2. Bring friends along for the ride. It’s so much easier to pursue a sustainable lifestyle when you have likeminded people doing it with you. Follow eco-focused Instagram accounts, be transparent about the changes you’re making in your life, and start making it a part of your identity. It’ll get easier over time!
3. Accept that even baby steps are steps in the right direction. I launched my 30-day Zero Waste Baby Steps Challenge because I wanted my readers to gain confidence on their journey toward zero waste. Every small step you take toward living more sustainably is valuable (besides, you can’t make this happen overnight). Start small, then ride the momentum. You’ve got this.
How great are their tips?
Going green literally starts at home and now more than ever there are so many useful, safe, green options for you and your family. You don’t have to do it all at once, change takes time, we really want to stress that. People think going green means you have to change everything in your home all at once, you don’t.

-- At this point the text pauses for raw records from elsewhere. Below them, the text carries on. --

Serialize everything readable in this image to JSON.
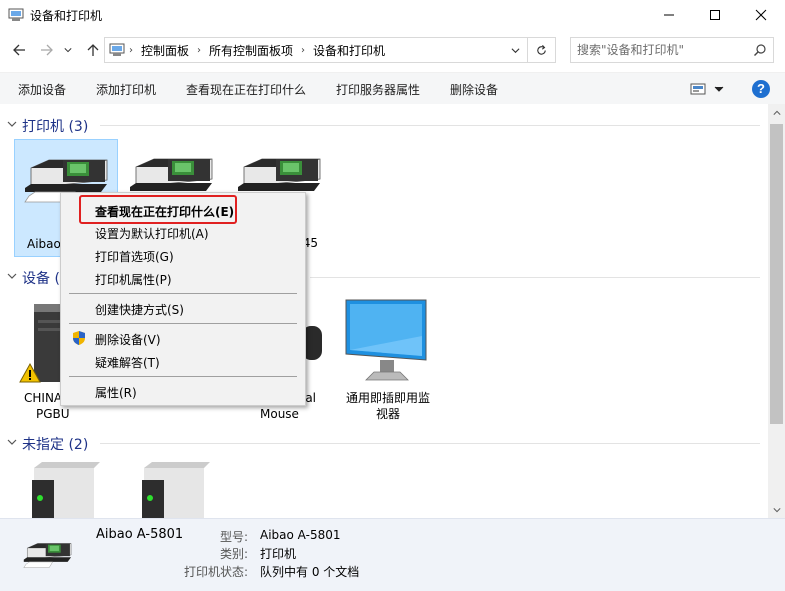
{
  "window": {
    "title": "设备和打印机"
  },
  "address": {
    "crumbs": [
      "控制面板",
      "所有控制面板项",
      "设备和打印机"
    ],
    "search_placeholder": "搜索\"设备和打印机\""
  },
  "toolbar": {
    "add_device": "添加设备",
    "add_printer": "添加打印机",
    "see_printing": "查看现在正在打印什么",
    "print_server": "打印服务器属性",
    "remove_device": "删除设备",
    "help": "?"
  },
  "groups": {
    "printers": {
      "title": "打印机 (3)"
    },
    "devices": {
      "title": "设备 ("
    },
    "unspecified": {
      "title": "未指定 (2)"
    }
  },
  "printers": [
    {
      "label": "Aibao"
    },
    {
      "label": ""
    },
    {
      "label": "45"
    }
  ],
  "devices": [
    {
      "label_line1": "CHINA",
      "label_line2": "PGBU"
    },
    {
      "label_line1": "al",
      "label_line2": "Mouse"
    },
    {
      "label_line1": "通用即插即用监",
      "label_line2": "视器"
    }
  ],
  "context_menu": {
    "items": [
      "查看现在正在打印什么(E)",
      "设置为默认打印机(A)",
      "打印首选项(G)",
      "打印机属性(P)",
      "创建快捷方式(S)",
      "删除设备(V)",
      "疑难解答(T)",
      "属性(R)"
    ]
  },
  "details": {
    "name": "Aibao A-5801",
    "model_label": "型号:",
    "model_value": "Aibao A-5801",
    "category_label": "类别:",
    "category_value": "打印机",
    "status_label": "打印机状态:",
    "status_value": "队列中有 0 个文档"
  },
  "colors": {
    "group_title": "#1e3287",
    "highlight_box": "#e02020",
    "selection": "#cce8ff",
    "help": "#1e6fd0"
  }
}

Pick one area of your home and start there.
If you’d like to read additional posts with practical tips on how to live more sustainably, you can find them here:
Do you have any practical tips to live more sustainably? Please share in the comments below.
Candice Batista is an award winning Environmental Journalist and one of Canada’s leading eco advocates. Her career spans national and international media outlets, where she has used her background in environmental studies and media & communications to produce and report on various environmental and climate issues for primarily television and digital audiences including Huffington Post, The Globe & Mail, The Weather Network, CityTV, Rogers Television, The Pet Network, iChannel, and CTV, where she is currently the National Eco Expert for the stations number 1 daytime talk show, The Marilyn Denis Show.
This is is a syndicated post. Read the original at www.theecohub.ca